When you're diagnosed with hearing loss, it can be helpful to understand the type of hearing loss you have, as both conductive and sensorineural, which are the two main types of hearing loss, have different causes and treatment options.
Conductive Hearing Loss
Conductive hearing loss can be temporary or permanent and occurs due to a problem with the middle ear. A few examples of middle ear problems that can impact your hearing include narrowing of the ear canal, impacted wax and a build-up of fluid that's been unable to drain through the Eustachian tube after a viral infection. Ear pain, odour and feeling like people are speaking too quietly are common symptoms of conductive hearing loss.
This type of hearing loss can be treated by flushing impacted wax out of your ears, clearing an infection with antibiotics and surgically removing tissue that's causing the ear canal to narrow, such as a tumour or scar tissue from a previous ear surgery. When ear canal narrowing cannot be reversed, you may find hearing aids that amplify sounds useful, particularly in environments with lots of background noise.
Sensorineural Hearing Loss
Sensorineural hearing loss is caused by damage to the cochlea in your inner ear. The cochlea contains cells that receive sounds from your ear canal and send them to your brain for processing. The calls can be damaged due to noise exposure and trauma. Damage can also occur if you have an underlying autoimmune condition, which can cause your immune system to attack your own body. Signs of sensorineural hearing loss include sounds seeming muffled, struggling to filter out background noise and being unable to hear certain frequencies.
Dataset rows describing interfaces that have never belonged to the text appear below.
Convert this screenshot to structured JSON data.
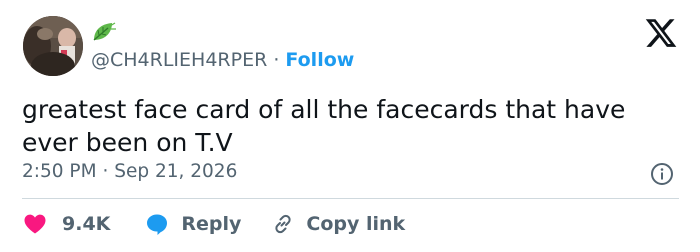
{
  "author": {
    "handle": "@CH4RLIEH4RPER",
    "separator": "·",
    "follow_label": "Follow",
    "avatar_icon": "profile-photo",
    "badge_icon": "leaf-icon"
  },
  "tweet": {
    "text": "greatest face card of all the facecards that have ever been on T.V",
    "time": "2:50 PM",
    "separator": "·",
    "date": "Sep 21, 2026"
  },
  "actions": {
    "like_count": "9.4K",
    "reply_label": "Reply",
    "copy_label": "Copy link"
  },
  "colors": {
    "text": "#0f1419",
    "secondary": "#536471",
    "accent": "#1d9bf0",
    "like": "#f91880",
    "divider": "#cfd9de",
    "leaf": "#5fb84a"
  }
}
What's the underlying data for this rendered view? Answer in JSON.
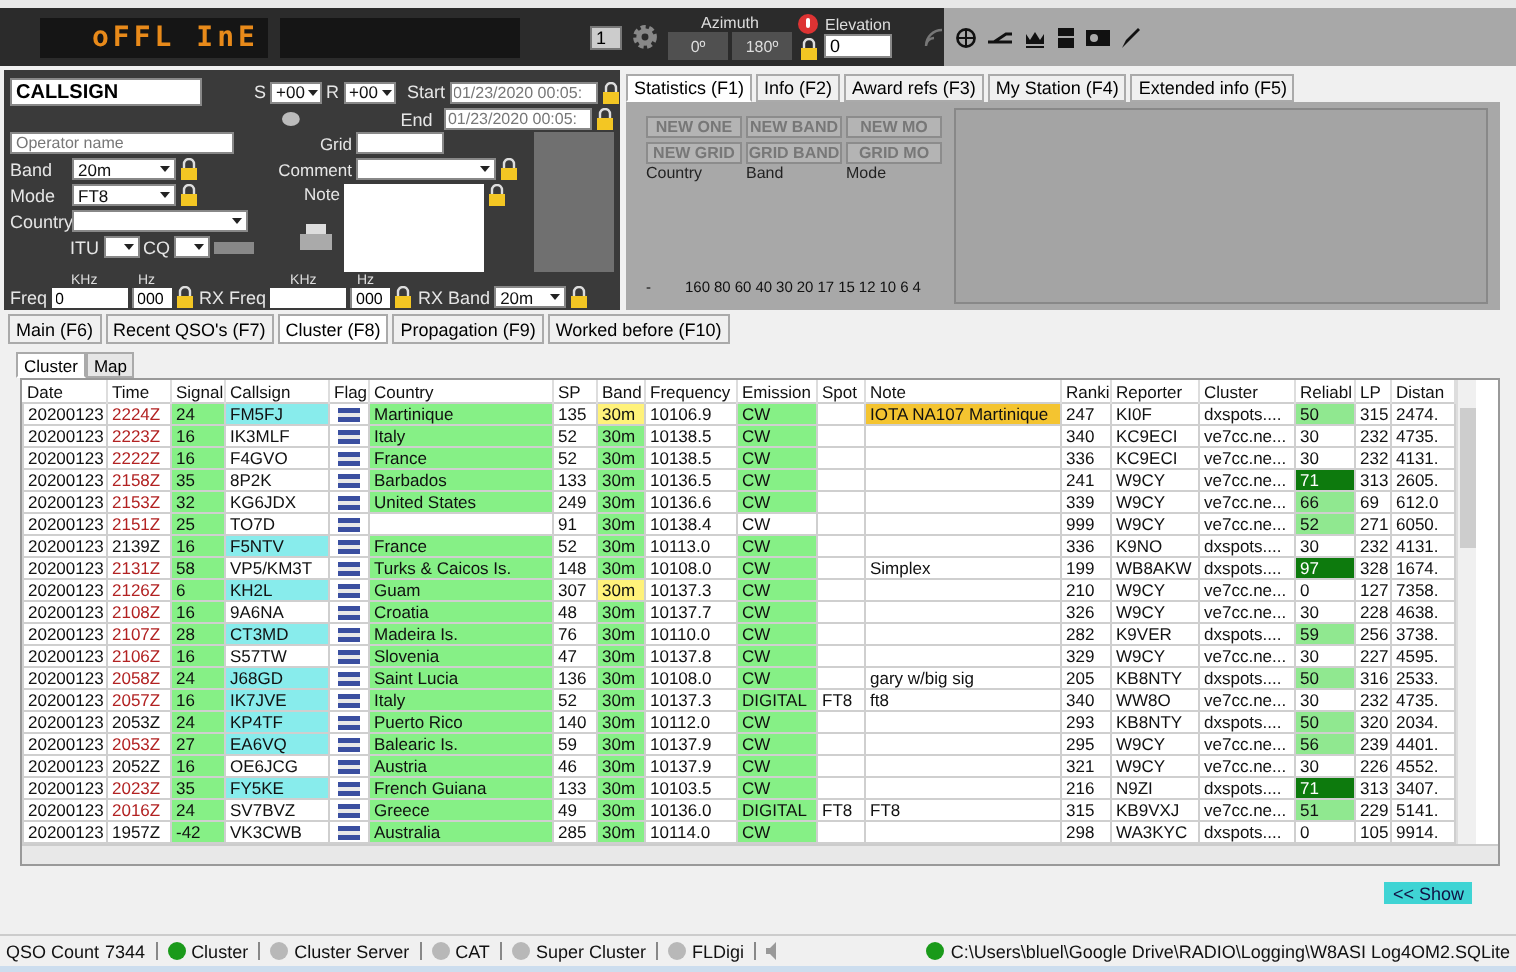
{
  "display": {
    "text": "oFFL InE"
  },
  "rotator": {
    "spin_value": "1",
    "azimuth_label": "Azimuth",
    "azimuth_buttons": [
      "0º",
      "180º"
    ],
    "elevation_label": "Elevation",
    "elevation_value": "0"
  },
  "qso_form": {
    "callsign": "CALLSIGN",
    "s_label": "S",
    "s_value": "+00",
    "r_label": "R",
    "r_value": "+00",
    "start_label": "Start",
    "start_value": "01/23/2020 00:05:",
    "end_label": "End",
    "end_value": "01/23/2020 00:05:",
    "operator_placeholder": "Operator name",
    "grid_label": "Grid",
    "band_label": "Band",
    "band_value": "20m",
    "mode_label": "Mode",
    "mode_value": "FT8",
    "comment_label": "Comment",
    "note_label": "Note",
    "country_label": "Country",
    "itu_label": "ITU",
    "cq_label": "CQ",
    "freq_units": [
      "KHz",
      "Hz"
    ],
    "rx_freq_units": [
      "KHz",
      "Hz"
    ],
    "freq_label": "Freq",
    "freq_value": "0",
    "freq_hz": "000",
    "rx_freq_label": "RX Freq",
    "rx_freq_hz": "000",
    "rx_band_label": "RX Band",
    "rx_band_value": "20m"
  },
  "info_tabs": [
    {
      "label": "Statistics (F1)",
      "selected": true
    },
    {
      "label": "Info (F2)",
      "selected": false
    },
    {
      "label": "Award refs (F3)",
      "selected": false
    },
    {
      "label": "My Station (F4)",
      "selected": false
    },
    {
      "label": "Extended info (F5)",
      "selected": false
    }
  ],
  "statistics": {
    "award_buttons": [
      "NEW ONE",
      "NEW BAND",
      "NEW MO",
      "NEW GRID",
      "GRID BAND",
      "GRID MO"
    ],
    "labels": [
      "Country",
      "Band",
      "Mode"
    ],
    "bands": [
      "-",
      "160",
      "80",
      "60",
      "40",
      "30",
      "20",
      "17",
      "15",
      "12",
      "10",
      "6",
      "4"
    ]
  },
  "main_tabs": [
    {
      "label": "Main (F6)",
      "selected": false
    },
    {
      "label": "Recent QSO's (F7)",
      "selected": false
    },
    {
      "label": "Cluster (F8)",
      "selected": true
    },
    {
      "label": "Propagation (F9)",
      "selected": false
    },
    {
      "label": "Worked before (F10)",
      "selected": false
    }
  ],
  "sub_tabs": [
    {
      "label": "Cluster",
      "selected": true
    },
    {
      "label": "Map",
      "selected": false
    }
  ],
  "cluster_table": {
    "columns": [
      "Date",
      "Time",
      "Signal",
      "Callsign",
      "Flag",
      "Country",
      "SP",
      "Band",
      "Frequency",
      "Emission",
      "Spot",
      "Note",
      "Ranki",
      "Reporter",
      "Cluster",
      "Reliabl",
      "LP",
      "Distan"
    ],
    "rows": [
      {
        "date": "20200123",
        "time": "2224Z",
        "time_alert": true,
        "signal": "24",
        "call": "FM5FJ",
        "call_hl": true,
        "country": "Martinique",
        "country_hl": true,
        "sp": "135",
        "band": "30m",
        "band_hl": true,
        "freq": "10106.9",
        "emission": "CW",
        "emission_hl": true,
        "spot": "",
        "note": "IOTA NA107 Martinique",
        "note_hl": true,
        "rank": "247",
        "reporter": "KI0F",
        "cluster": "dxspots....",
        "rel": "50",
        "rel_hl": true,
        "rel_strong": false,
        "lp": "315",
        "dist": "2474."
      },
      {
        "date": "20200123",
        "time": "2223Z",
        "time_alert": true,
        "signal": "16",
        "call": "IK3MLF",
        "call_hl": false,
        "country": "Italy",
        "country_hl": true,
        "sp": "52",
        "band": "30m",
        "band_hl": false,
        "freq": "10138.5",
        "emission": "CW",
        "emission_hl": true,
        "spot": "",
        "note": "",
        "note_hl": false,
        "rank": "340",
        "reporter": "KC9ECI",
        "cluster": "ve7cc.ne...",
        "rel": "30",
        "rel_hl": false,
        "rel_strong": false,
        "lp": "232",
        "dist": "4735."
      },
      {
        "date": "20200123",
        "time": "2222Z",
        "time_alert": true,
        "signal": "16",
        "call": "F4GVO",
        "call_hl": false,
        "country": "France",
        "country_hl": true,
        "sp": "52",
        "band": "30m",
        "band_hl": false,
        "freq": "10138.5",
        "emission": "CW",
        "emission_hl": true,
        "spot": "",
        "note": "",
        "note_hl": false,
        "rank": "336",
        "reporter": "KC9ECI",
        "cluster": "ve7cc.ne...",
        "rel": "30",
        "rel_hl": false,
        "rel_strong": false,
        "lp": "232",
        "dist": "4131."
      },
      {
        "date": "20200123",
        "time": "2158Z",
        "time_alert": true,
        "signal": "35",
        "call": "8P2K",
        "call_hl": false,
        "country": "Barbados",
        "country_hl": true,
        "sp": "133",
        "band": "30m",
        "band_hl": false,
        "freq": "10136.5",
        "emission": "CW",
        "emission_hl": true,
        "spot": "",
        "note": "",
        "note_hl": false,
        "rank": "241",
        "reporter": "W9CY",
        "cluster": "ve7cc.ne...",
        "rel": "71",
        "rel_hl": true,
        "rel_strong": true,
        "lp": "313",
        "dist": "2605."
      },
      {
        "date": "20200123",
        "time": "2153Z",
        "time_alert": true,
        "signal": "32",
        "call": "KG6JDX",
        "call_hl": false,
        "country": "United States",
        "country_hl": true,
        "sp": "249",
        "band": "30m",
        "band_hl": false,
        "freq": "10136.6",
        "emission": "CW",
        "emission_hl": true,
        "spot": "",
        "note": "",
        "note_hl": false,
        "rank": "339",
        "reporter": "W9CY",
        "cluster": "ve7cc.ne...",
        "rel": "66",
        "rel_hl": true,
        "rel_strong": false,
        "lp": "69",
        "dist": "612.0"
      },
      {
        "date": "20200123",
        "time": "2151Z",
        "time_alert": true,
        "signal": "25",
        "call": "TO7D",
        "call_hl": false,
        "country": "",
        "country_hl": false,
        "sp": "91",
        "band": "30m",
        "band_hl": false,
        "freq": "10138.4",
        "emission": "CW",
        "emission_hl": false,
        "spot": "",
        "note": "",
        "note_hl": false,
        "rank": "999",
        "reporter": "W9CY",
        "cluster": "ve7cc.ne...",
        "rel": "52",
        "rel_hl": true,
        "rel_strong": false,
        "lp": "271",
        "dist": "6050."
      },
      {
        "date": "20200123",
        "time": "2139Z",
        "time_alert": false,
        "signal": "16",
        "call": "F5NTV",
        "call_hl": true,
        "country": "France",
        "country_hl": true,
        "sp": "52",
        "band": "30m",
        "band_hl": false,
        "freq": "10113.0",
        "emission": "CW",
        "emission_hl": true,
        "spot": "",
        "note": "",
        "note_hl": false,
        "rank": "336",
        "reporter": "K9NO",
        "cluster": "dxspots....",
        "rel": "30",
        "rel_hl": false,
        "rel_strong": false,
        "lp": "232",
        "dist": "4131."
      },
      {
        "date": "20200123",
        "time": "2131Z",
        "time_alert": true,
        "signal": "58",
        "call": "VP5/KM3T",
        "call_hl": false,
        "country": "Turks & Caicos Is.",
        "country_hl": true,
        "sp": "148",
        "band": "30m",
        "band_hl": false,
        "freq": "10108.0",
        "emission": "CW",
        "emission_hl": true,
        "spot": "",
        "note": "Simplex",
        "note_hl": false,
        "rank": "199",
        "reporter": "WB8AKW",
        "cluster": "dxspots....",
        "rel": "97",
        "rel_hl": true,
        "rel_strong": true,
        "lp": "328",
        "dist": "1674."
      },
      {
        "date": "20200123",
        "time": "2126Z",
        "time_alert": true,
        "signal": "6",
        "call": "KH2L",
        "call_hl": true,
        "country": "Guam",
        "country_hl": true,
        "sp": "307",
        "band": "30m",
        "band_hl": true,
        "freq": "10137.3",
        "emission": "CW",
        "emission_hl": true,
        "spot": "",
        "note": "",
        "note_hl": false,
        "rank": "210",
        "reporter": "W9CY",
        "cluster": "ve7cc.ne...",
        "rel": "0",
        "rel_hl": false,
        "rel_strong": false,
        "lp": "127",
        "dist": "7358."
      },
      {
        "date": "20200123",
        "time": "2108Z",
        "time_alert": true,
        "signal": "16",
        "call": "9A6NA",
        "call_hl": false,
        "country": "Croatia",
        "country_hl": true,
        "sp": "48",
        "band": "30m",
        "band_hl": false,
        "freq": "10137.7",
        "emission": "CW",
        "emission_hl": true,
        "spot": "",
        "note": "",
        "note_hl": false,
        "rank": "326",
        "reporter": "W9CY",
        "cluster": "ve7cc.ne...",
        "rel": "30",
        "rel_hl": false,
        "rel_strong": false,
        "lp": "228",
        "dist": "4638."
      },
      {
        "date": "20200123",
        "time": "2107Z",
        "time_alert": true,
        "signal": "28",
        "call": "CT3MD",
        "call_hl": true,
        "country": "Madeira Is.",
        "country_hl": true,
        "sp": "76",
        "band": "30m",
        "band_hl": false,
        "freq": "10110.0",
        "emission": "CW",
        "emission_hl": true,
        "spot": "",
        "note": "",
        "note_hl": false,
        "rank": "282",
        "reporter": "K9VER",
        "cluster": "dxspots....",
        "rel": "59",
        "rel_hl": true,
        "rel_strong": false,
        "lp": "256",
        "dist": "3738."
      },
      {
        "date": "20200123",
        "time": "2106Z",
        "time_alert": true,
        "signal": "16",
        "call": "S57TW",
        "call_hl": false,
        "country": "Slovenia",
        "country_hl": true,
        "sp": "47",
        "band": "30m",
        "band_hl": false,
        "freq": "10137.8",
        "emission": "CW",
        "emission_hl": true,
        "spot": "",
        "note": "",
        "note_hl": false,
        "rank": "329",
        "reporter": "W9CY",
        "cluster": "ve7cc.ne...",
        "rel": "30",
        "rel_hl": false,
        "rel_strong": false,
        "lp": "227",
        "dist": "4595."
      },
      {
        "date": "20200123",
        "time": "2058Z",
        "time_alert": true,
        "signal": "24",
        "call": "J68GD",
        "call_hl": true,
        "country": "Saint Lucia",
        "country_hl": true,
        "sp": "136",
        "band": "30m",
        "band_hl": false,
        "freq": "10108.0",
        "emission": "CW",
        "emission_hl": true,
        "spot": "",
        "note": "gary w/big sig",
        "note_hl": false,
        "rank": "205",
        "reporter": "KB8NTY",
        "cluster": "dxspots....",
        "rel": "50",
        "rel_hl": true,
        "rel_strong": false,
        "lp": "316",
        "dist": "2533."
      },
      {
        "date": "20200123",
        "time": "2057Z",
        "time_alert": true,
        "signal": "16",
        "call": "IK7JVE",
        "call_hl": true,
        "country": "Italy",
        "country_hl": true,
        "sp": "52",
        "band": "30m",
        "band_hl": false,
        "freq": "10137.3",
        "emission": "DIGITAL",
        "emission_hl": true,
        "spot": "FT8",
        "note": "ft8",
        "note_hl": false,
        "rank": "340",
        "reporter": "WW8O",
        "cluster": "ve7cc.ne...",
        "rel": "30",
        "rel_hl": false,
        "rel_strong": false,
        "lp": "232",
        "dist": "4735."
      },
      {
        "date": "20200123",
        "time": "2053Z",
        "time_alert": false,
        "signal": "24",
        "call": "KP4TF",
        "call_hl": true,
        "country": "Puerto Rico",
        "country_hl": true,
        "sp": "140",
        "band": "30m",
        "band_hl": false,
        "freq": "10112.0",
        "emission": "CW",
        "emission_hl": true,
        "spot": "",
        "note": "",
        "note_hl": false,
        "rank": "293",
        "reporter": "KB8NTY",
        "cluster": "dxspots....",
        "rel": "50",
        "rel_hl": true,
        "rel_strong": false,
        "lp": "320",
        "dist": "2034."
      },
      {
        "date": "20200123",
        "time": "2053Z",
        "time_alert": true,
        "signal": "27",
        "call": "EA6VQ",
        "call_hl": true,
        "country": "Balearic Is.",
        "country_hl": true,
        "sp": "59",
        "band": "30m",
        "band_hl": false,
        "freq": "10137.9",
        "emission": "CW",
        "emission_hl": true,
        "spot": "",
        "note": "",
        "note_hl": false,
        "rank": "295",
        "reporter": "W9CY",
        "cluster": "ve7cc.ne...",
        "rel": "56",
        "rel_hl": true,
        "rel_strong": false,
        "lp": "239",
        "dist": "4401."
      },
      {
        "date": "20200123",
        "time": "2052Z",
        "time_alert": false,
        "signal": "16",
        "call": "OE6JCG",
        "call_hl": false,
        "country": "Austria",
        "country_hl": true,
        "sp": "46",
        "band": "30m",
        "band_hl": false,
        "freq": "10137.9",
        "emission": "CW",
        "emission_hl": true,
        "spot": "",
        "note": "",
        "note_hl": false,
        "rank": "321",
        "reporter": "W9CY",
        "cluster": "ve7cc.ne...",
        "rel": "30",
        "rel_hl": false,
        "rel_strong": false,
        "lp": "226",
        "dist": "4552."
      },
      {
        "date": "20200123",
        "time": "2023Z",
        "time_alert": true,
        "signal": "35",
        "call": "FY5KE",
        "call_hl": true,
        "country": "French Guiana",
        "country_hl": true,
        "sp": "133",
        "band": "30m",
        "band_hl": false,
        "freq": "10103.5",
        "emission": "CW",
        "emission_hl": true,
        "spot": "",
        "note": "",
        "note_hl": false,
        "rank": "216",
        "reporter": "N9ZI",
        "cluster": "dxspots....",
        "rel": "71",
        "rel_hl": true,
        "rel_strong": true,
        "lp": "313",
        "dist": "3407."
      },
      {
        "date": "20200123",
        "time": "2016Z",
        "time_alert": true,
        "signal": "24",
        "call": "SV7BVZ",
        "call_hl": false,
        "country": "Greece",
        "country_hl": true,
        "sp": "49",
        "band": "30m",
        "band_hl": false,
        "freq": "10136.0",
        "emission": "DIGITAL",
        "emission_hl": true,
        "spot": "FT8",
        "note": "FT8",
        "note_hl": false,
        "rank": "315",
        "reporter": "KB9VXJ",
        "cluster": "ve7cc.ne...",
        "rel": "51",
        "rel_hl": true,
        "rel_strong": false,
        "lp": "229",
        "dist": "5141."
      },
      {
        "date": "20200123",
        "time": "1957Z",
        "time_alert": false,
        "signal": "-42",
        "call": "VK3CWB",
        "call_hl": false,
        "country": "Australia",
        "country_hl": true,
        "sp": "285",
        "band": "30m",
        "band_hl": false,
        "freq": "10114.0",
        "emission": "CW",
        "emission_hl": true,
        "spot": "",
        "note": "",
        "note_hl": false,
        "rank": "298",
        "reporter": "WA3KYC",
        "cluster": "dxspots....",
        "rel": "0",
        "rel_hl": false,
        "rel_strong": false,
        "lp": "105",
        "dist": "9914."
      }
    ]
  },
  "show_button": "<< Show",
  "status_bar": {
    "qso_count_label": "QSO Count",
    "qso_count": "7344",
    "indicators": [
      {
        "label": "Cluster",
        "on": true
      },
      {
        "label": "Cluster Server",
        "on": false
      },
      {
        "label": "CAT",
        "on": false
      },
      {
        "label": "Super Cluster",
        "on": false
      },
      {
        "label": "FLDigi",
        "on": false
      }
    ],
    "path": "C:\\Users\\bluel\\Google Drive\\RADIO\\Logging\\W8ASI Log4OM2.SQLite",
    "path_on": true
  }
}
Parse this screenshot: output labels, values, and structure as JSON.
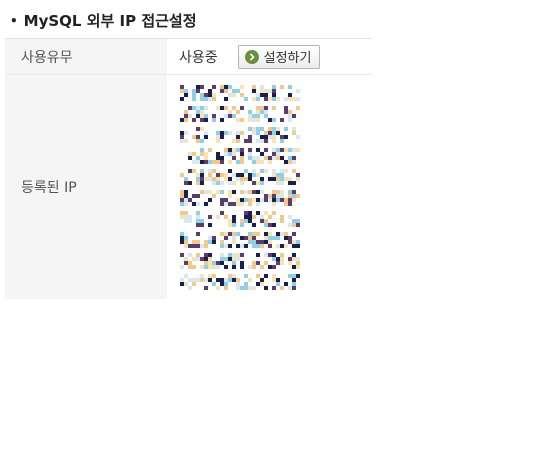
{
  "section": {
    "title": "MySQL 외부 IP 접근설정"
  },
  "settings": {
    "usage_label": "사용유무",
    "usage_value": "사용중",
    "settings_button_label": "설정하기",
    "ip_label": "등록된 IP"
  },
  "registered_ips": [
    {
      "pixelated": true
    },
    {
      "pixelated": true
    },
    {
      "pixelated": true
    },
    {
      "pixelated": true
    },
    {
      "pixelated": true
    },
    {
      "pixelated": true
    },
    {
      "pixelated": true
    },
    {
      "pixelated": true
    },
    {
      "pixelated": true
    },
    {
      "pixelated": true
    }
  ],
  "colors": {
    "button_icon": "#6b8f3a",
    "label_bg": "#f5f5f5",
    "pixel_palette": [
      "#1b1f4d",
      "#f3c98b",
      "#8fd0e8",
      "#5a3d6b",
      "#d9e7ee",
      "#f7e3b8"
    ]
  }
}
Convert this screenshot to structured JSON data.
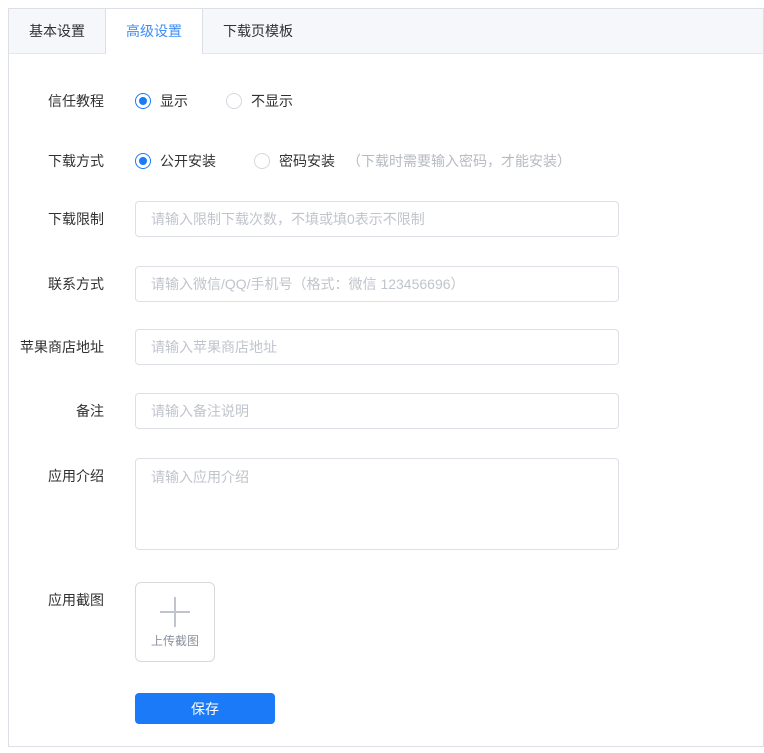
{
  "tabs": {
    "items": [
      {
        "label": "基本设置",
        "active": false
      },
      {
        "label": "高级设置",
        "active": true
      },
      {
        "label": "下载页模板",
        "active": false
      }
    ]
  },
  "form": {
    "trust_tutorial": {
      "label": "信任教程",
      "options": [
        {
          "label": "显示",
          "selected": true
        },
        {
          "label": "不显示",
          "selected": false
        }
      ]
    },
    "download_method": {
      "label": "下载方式",
      "options": [
        {
          "label": "公开安装",
          "selected": true
        },
        {
          "label": "密码安装",
          "selected": false
        }
      ],
      "password_note": "（下载时需要输入密码，才能安装）"
    },
    "download_limit": {
      "label": "下载限制",
      "placeholder": "请输入限制下载次数，不填或填0表示不限制",
      "value": ""
    },
    "contact": {
      "label": "联系方式",
      "placeholder": "请输入微信/QQ/手机号（格式：微信 123456696）",
      "value": ""
    },
    "apple_store": {
      "label": "苹果商店地址",
      "placeholder": "请输入苹果商店地址",
      "value": ""
    },
    "remark": {
      "label": "备注",
      "placeholder": "请输入备注说明",
      "value": ""
    },
    "app_intro": {
      "label": "应用介绍",
      "placeholder": "请输入应用介绍",
      "value": ""
    },
    "app_screenshot": {
      "label": "应用截图",
      "upload_text": "上传截图"
    },
    "save_button": "保存"
  },
  "colors": {
    "accent": "#1a7af8",
    "tab_active_text": "#3e8ef7",
    "tabs_header_bg": "#f5f7fa",
    "card_border": "#dcdfe6",
    "input_border": "#dcdfe6",
    "placeholder_text": "#c0c4cc",
    "note_text": "#b6bac1",
    "label_text": "#303133"
  }
}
Sensorineural hearing loss is permanent, but hearing aids or a cochlear implant can be used to improve your hearing. If only some of the cells in the cochlea are damaged, a hearing aid can be used to change the frequency of sounds as they enter your ear canal. This can improve the range of sounds you hear as different cochlear cells are capable of hearing different frequencies. So, if you can no longer hear high-frequency sounds, hearing aids can be used to convert these sounds to a lower frequency and send them to your cochlea to be processed by healthy cells. A cochlear implant can be used to restore lost hearing when there's severe damage to your cochlea. The implant is attached to your temporal bone and doesn't require any part of your ear to be functioning in order to transport sound to your brain, as it receives sound from an external microphone.
If you have hearing loss and would like to understand the cause and type more fully, or if you're currently experiencing a decline in your hearing capability, schedule an appointment with your audiologist.